◆ **EXERCISE GOAL**
Copy out, from the entries below, each line that holds the string "about".

◆ **MATERIAL SHOWN**
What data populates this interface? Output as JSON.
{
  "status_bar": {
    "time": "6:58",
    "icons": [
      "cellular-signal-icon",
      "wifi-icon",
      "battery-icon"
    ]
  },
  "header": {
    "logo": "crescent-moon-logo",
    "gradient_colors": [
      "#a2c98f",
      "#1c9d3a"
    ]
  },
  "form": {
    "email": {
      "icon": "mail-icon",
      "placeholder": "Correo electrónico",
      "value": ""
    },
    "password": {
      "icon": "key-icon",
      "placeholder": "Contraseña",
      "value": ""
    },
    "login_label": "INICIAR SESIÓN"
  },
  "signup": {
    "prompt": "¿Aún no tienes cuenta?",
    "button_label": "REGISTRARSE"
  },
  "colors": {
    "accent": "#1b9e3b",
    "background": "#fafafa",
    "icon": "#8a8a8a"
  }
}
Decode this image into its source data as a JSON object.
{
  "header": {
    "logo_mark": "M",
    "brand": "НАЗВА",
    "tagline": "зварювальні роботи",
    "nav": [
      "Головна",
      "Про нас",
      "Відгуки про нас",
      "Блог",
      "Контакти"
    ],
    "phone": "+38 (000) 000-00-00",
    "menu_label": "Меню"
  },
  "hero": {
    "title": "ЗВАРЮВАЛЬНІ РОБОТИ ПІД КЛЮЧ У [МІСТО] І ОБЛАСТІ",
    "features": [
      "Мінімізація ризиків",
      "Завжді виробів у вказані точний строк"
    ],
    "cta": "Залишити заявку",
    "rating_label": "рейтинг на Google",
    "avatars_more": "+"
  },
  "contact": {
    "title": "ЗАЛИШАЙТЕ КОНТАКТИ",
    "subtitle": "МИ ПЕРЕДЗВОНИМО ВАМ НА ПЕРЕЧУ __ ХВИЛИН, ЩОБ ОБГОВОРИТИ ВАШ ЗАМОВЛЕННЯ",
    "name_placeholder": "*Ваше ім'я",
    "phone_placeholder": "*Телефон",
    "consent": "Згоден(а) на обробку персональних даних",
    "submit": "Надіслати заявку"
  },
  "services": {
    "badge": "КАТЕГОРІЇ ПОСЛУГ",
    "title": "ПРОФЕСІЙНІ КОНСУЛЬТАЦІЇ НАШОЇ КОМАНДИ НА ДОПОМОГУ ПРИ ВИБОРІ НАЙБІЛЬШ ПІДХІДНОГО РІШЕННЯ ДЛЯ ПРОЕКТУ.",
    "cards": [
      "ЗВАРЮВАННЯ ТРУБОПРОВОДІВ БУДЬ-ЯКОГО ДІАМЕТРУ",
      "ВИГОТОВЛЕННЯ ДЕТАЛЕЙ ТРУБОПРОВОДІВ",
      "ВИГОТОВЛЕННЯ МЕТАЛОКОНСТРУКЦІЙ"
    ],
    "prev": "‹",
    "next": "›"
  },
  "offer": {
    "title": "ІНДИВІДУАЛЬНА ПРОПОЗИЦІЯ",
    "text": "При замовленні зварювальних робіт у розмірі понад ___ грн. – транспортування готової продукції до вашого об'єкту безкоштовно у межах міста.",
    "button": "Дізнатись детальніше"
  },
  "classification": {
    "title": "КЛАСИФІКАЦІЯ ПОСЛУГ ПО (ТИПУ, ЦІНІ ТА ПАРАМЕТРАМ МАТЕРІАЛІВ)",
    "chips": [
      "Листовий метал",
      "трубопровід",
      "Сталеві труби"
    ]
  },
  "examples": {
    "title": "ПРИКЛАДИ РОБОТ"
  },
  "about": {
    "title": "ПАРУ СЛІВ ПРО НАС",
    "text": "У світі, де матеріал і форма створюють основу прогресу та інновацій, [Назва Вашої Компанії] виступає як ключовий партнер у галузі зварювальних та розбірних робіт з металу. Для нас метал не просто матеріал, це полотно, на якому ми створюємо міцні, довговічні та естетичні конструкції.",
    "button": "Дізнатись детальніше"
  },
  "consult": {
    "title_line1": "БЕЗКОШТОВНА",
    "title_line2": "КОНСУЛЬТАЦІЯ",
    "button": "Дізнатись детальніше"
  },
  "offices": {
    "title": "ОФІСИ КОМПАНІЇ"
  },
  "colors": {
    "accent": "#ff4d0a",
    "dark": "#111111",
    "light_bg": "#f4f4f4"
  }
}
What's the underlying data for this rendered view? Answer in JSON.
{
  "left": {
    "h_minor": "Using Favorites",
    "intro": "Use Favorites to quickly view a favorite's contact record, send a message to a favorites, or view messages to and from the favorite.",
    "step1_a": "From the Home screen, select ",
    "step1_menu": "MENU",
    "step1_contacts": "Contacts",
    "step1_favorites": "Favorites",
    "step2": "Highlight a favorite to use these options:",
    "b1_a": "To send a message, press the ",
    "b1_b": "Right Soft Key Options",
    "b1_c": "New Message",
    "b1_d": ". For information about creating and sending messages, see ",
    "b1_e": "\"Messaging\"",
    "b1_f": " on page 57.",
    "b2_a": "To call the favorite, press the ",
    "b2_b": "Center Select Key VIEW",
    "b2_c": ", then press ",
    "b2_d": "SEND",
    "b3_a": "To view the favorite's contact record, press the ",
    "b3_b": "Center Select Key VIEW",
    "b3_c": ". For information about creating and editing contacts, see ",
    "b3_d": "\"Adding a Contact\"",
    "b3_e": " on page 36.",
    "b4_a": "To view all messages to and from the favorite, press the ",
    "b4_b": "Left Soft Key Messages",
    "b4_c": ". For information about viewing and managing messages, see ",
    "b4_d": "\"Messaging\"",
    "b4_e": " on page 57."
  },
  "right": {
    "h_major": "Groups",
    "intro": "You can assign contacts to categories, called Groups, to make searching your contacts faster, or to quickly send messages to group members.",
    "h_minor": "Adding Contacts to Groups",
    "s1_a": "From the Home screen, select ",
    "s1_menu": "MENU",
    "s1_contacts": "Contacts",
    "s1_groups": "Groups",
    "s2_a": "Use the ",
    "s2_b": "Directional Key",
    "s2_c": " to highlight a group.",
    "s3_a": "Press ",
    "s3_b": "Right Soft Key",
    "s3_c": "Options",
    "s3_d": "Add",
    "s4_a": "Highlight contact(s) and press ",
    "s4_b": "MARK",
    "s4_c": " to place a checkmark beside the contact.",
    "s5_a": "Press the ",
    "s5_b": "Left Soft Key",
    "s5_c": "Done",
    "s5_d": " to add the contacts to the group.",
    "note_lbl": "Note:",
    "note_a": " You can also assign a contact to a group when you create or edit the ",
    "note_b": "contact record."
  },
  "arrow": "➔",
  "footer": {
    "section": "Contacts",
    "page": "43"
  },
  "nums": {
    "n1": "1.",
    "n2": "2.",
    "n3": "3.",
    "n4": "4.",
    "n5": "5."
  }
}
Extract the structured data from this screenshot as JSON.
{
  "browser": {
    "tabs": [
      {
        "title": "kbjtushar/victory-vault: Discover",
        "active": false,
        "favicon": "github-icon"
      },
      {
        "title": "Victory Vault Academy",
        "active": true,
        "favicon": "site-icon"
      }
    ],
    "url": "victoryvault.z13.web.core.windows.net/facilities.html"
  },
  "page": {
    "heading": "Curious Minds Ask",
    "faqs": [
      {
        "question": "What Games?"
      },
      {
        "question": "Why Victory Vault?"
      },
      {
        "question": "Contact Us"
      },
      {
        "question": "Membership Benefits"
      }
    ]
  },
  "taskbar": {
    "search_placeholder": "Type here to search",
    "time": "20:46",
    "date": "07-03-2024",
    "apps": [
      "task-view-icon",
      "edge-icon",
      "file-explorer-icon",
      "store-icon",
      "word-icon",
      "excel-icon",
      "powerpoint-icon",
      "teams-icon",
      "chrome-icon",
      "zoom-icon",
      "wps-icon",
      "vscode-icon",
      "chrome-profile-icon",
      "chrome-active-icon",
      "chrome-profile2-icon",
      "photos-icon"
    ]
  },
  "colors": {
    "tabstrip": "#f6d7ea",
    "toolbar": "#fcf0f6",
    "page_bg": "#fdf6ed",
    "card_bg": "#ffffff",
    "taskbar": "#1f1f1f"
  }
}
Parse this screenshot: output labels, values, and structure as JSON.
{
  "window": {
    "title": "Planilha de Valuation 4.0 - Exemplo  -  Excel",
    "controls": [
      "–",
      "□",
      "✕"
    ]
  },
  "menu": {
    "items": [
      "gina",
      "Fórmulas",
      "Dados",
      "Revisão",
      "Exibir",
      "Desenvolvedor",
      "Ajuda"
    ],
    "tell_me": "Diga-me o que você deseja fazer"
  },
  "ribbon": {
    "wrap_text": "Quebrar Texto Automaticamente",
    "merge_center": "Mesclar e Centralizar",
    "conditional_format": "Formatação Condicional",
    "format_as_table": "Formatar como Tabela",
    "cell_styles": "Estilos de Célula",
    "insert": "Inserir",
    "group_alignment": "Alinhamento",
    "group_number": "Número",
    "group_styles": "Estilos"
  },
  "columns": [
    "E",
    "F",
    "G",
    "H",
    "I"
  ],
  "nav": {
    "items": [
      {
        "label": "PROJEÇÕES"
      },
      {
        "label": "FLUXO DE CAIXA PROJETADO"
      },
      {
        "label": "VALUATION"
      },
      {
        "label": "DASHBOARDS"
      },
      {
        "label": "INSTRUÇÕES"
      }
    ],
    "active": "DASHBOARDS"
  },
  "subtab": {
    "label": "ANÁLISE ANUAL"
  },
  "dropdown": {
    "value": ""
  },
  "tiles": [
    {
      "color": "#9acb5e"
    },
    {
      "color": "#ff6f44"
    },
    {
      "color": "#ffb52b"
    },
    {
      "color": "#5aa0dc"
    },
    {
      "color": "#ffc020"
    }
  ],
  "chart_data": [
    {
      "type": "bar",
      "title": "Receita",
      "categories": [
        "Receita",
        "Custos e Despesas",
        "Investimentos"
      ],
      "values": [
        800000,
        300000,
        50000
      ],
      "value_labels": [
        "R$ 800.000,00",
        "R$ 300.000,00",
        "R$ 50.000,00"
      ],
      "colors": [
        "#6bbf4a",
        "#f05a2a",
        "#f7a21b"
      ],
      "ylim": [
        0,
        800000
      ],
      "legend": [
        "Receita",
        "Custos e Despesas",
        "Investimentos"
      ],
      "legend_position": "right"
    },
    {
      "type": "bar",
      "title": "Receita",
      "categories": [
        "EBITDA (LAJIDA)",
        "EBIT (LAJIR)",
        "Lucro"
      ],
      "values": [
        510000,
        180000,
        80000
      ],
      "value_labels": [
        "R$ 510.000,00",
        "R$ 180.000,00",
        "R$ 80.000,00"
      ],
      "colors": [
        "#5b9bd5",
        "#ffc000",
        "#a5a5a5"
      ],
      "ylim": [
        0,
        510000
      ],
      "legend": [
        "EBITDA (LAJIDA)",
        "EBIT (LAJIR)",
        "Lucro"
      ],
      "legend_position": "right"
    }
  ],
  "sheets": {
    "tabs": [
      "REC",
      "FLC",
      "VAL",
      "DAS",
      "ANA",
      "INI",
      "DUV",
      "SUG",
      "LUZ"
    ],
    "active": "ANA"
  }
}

◆ **SOLUTION FOR THIS PROBLEM**
  "about": {
    "b1_d": ". For information about creating and sending messages, see ",
    "b3_c": ". For information about creating and editing contacts, see ",
    "b4_c": ". For information about viewing and managing messages, see ",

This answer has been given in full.